CORN: Sow directly outdoors. Plant seeds 2 weeks after last spring frost date. Minimum soil temp 60 degrees.

CUCUMBERS: Sow indoors. Plant seeds indoors 3-5 weeks before spring frost date. Transplant outside no earlier than 2 weeks after last frost date.

EGGPLANT: Sow indoors. Plant seeds indoors 8-10 weeks before soil warms up to 60 degrees. Transplant outside when soil warms.

KALE: Seed indoors or sow directly outdoors. Extremely frost hardy. Plant as soon as ground thaws.

LETTUCE: Sow directly outdoors or seed indoors. If seeding indoors start seeds 4-6 weeks before last spring frost. Transplant seedlings 2 weeks before and 2 weeks after last spring frost. If sowing directly outdoors seed as soon as your ground can be worked. Light frost is okay.

MUSKMELONS: Sow indoors or directly outdoors. Muskmelons need at least 70 degree soil temperature to germinate. If planting indoors sow about 4-6 weeks before soil warms up. Transplant when all signs of frost are gone.

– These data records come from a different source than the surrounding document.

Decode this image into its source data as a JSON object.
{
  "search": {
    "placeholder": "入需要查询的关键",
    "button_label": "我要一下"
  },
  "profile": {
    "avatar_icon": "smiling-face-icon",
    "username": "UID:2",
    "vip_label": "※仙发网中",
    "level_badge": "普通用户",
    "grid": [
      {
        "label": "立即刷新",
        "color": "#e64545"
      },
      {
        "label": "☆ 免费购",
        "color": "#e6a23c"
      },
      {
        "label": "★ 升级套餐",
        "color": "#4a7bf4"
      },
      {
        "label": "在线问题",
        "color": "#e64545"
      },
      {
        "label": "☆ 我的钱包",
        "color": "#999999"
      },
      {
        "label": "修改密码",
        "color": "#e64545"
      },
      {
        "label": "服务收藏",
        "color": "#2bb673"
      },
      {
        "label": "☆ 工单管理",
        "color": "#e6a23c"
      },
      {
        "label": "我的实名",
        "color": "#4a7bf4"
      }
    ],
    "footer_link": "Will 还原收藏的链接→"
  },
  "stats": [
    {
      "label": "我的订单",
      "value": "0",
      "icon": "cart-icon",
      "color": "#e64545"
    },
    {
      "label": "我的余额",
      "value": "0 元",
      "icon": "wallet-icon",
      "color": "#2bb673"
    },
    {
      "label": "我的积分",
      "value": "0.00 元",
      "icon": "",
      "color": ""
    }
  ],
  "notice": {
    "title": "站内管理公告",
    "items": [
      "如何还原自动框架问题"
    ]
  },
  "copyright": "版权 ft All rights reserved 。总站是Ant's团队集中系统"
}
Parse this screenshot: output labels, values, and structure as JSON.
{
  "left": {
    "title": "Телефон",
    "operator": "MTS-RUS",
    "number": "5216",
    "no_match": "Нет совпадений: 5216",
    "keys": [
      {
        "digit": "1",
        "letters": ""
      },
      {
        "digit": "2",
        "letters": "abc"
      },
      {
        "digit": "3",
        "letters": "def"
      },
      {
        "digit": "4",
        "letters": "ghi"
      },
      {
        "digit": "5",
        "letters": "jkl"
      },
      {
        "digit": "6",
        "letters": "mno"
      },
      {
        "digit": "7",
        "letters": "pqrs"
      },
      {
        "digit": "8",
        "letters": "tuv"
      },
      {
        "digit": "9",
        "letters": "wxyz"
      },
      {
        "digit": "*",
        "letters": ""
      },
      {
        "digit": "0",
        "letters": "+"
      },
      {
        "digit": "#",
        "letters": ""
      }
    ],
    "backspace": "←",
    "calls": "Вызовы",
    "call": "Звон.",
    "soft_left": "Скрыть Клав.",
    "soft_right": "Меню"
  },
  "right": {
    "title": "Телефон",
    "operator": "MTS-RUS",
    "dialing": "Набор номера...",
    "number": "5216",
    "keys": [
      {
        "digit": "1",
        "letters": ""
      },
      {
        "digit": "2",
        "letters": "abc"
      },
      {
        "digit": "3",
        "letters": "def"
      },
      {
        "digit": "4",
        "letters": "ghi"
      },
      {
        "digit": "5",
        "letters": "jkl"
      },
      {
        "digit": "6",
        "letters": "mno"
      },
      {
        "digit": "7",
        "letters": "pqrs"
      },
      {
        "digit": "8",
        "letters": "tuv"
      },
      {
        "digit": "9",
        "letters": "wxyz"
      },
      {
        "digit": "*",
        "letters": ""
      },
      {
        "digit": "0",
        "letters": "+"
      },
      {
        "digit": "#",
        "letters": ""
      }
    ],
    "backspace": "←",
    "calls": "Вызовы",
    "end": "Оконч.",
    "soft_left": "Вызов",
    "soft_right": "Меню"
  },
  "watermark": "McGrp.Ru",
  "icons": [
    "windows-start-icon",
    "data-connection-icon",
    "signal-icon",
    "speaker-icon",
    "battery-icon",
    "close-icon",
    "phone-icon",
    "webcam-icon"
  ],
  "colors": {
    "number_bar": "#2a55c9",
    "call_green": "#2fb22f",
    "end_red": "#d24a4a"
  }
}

ONION TRANSPLANTS OR SETS: Sow directly outdoors. Plant as soon as soil can be worked.

PARSNIPS: Sow directly outdoors. Sow as soon as soil is workable. Cold hardy crop.

PEAS: Sow directly outdoors. Seed outdoors 4-6 weeks before last spring frost.

POTATOES: Sow directly outdoors. Seed outdoors when soil temperature has reached 52 degrees. 2-3 weeks after average spring frost.

PUMPKINS: Sow directly outdoors or sow indoors. If you have a short growing season sow indoors 2-4 weeks before last spring frost. Be sure to harden off seedlings before transplanting.

PEPPERS: Sow indoors. Plant 6-8 weeks before the last average spring frost date. Transplant outside when soil has warmed up and all signs of frost are gone, before transplanting outside make sure you harden off your seedlings.

RADISH: Sow directly outdoors. Plant 4-6 weeks before the average last frost date.

SPINACH: Sow directly outdoors. Plant as soon as the soil can be worked. Spinach need 6 weeks of cool weather. Minimum soil germination temperature 35 degrees.

SQUASH AND ZUCCHINI: Sow indoors. Plant 2-4 weeks before last spring frost. Transplant outside 1-3 weeks after spring frost.

STRAWBERRIES: Sow directly outdoors. Plant as soon as the ground can be tilled.

TOMATOES: Sow indoors. Plant 6-8 weeks before the last average spring frost date. Transplant outside when soil has warmed up and all signs of frost are gone, before transplanting outside make sure you harden off your seedlings.

TURNIPS: Sow directly outdoors. Plant as soon as soil is tillable.

WATERMELON: Sow indoors or directly outdoors. Watermelon need at least 70 degree soil temperature to germinate. If planting indoors sow about 4-6 weeks before soil warms up. Transplant when all signs of frost are gone.

Here is a great resource to find your local extension agents information.

http://www.almanac.com/content/cooperative-extension-services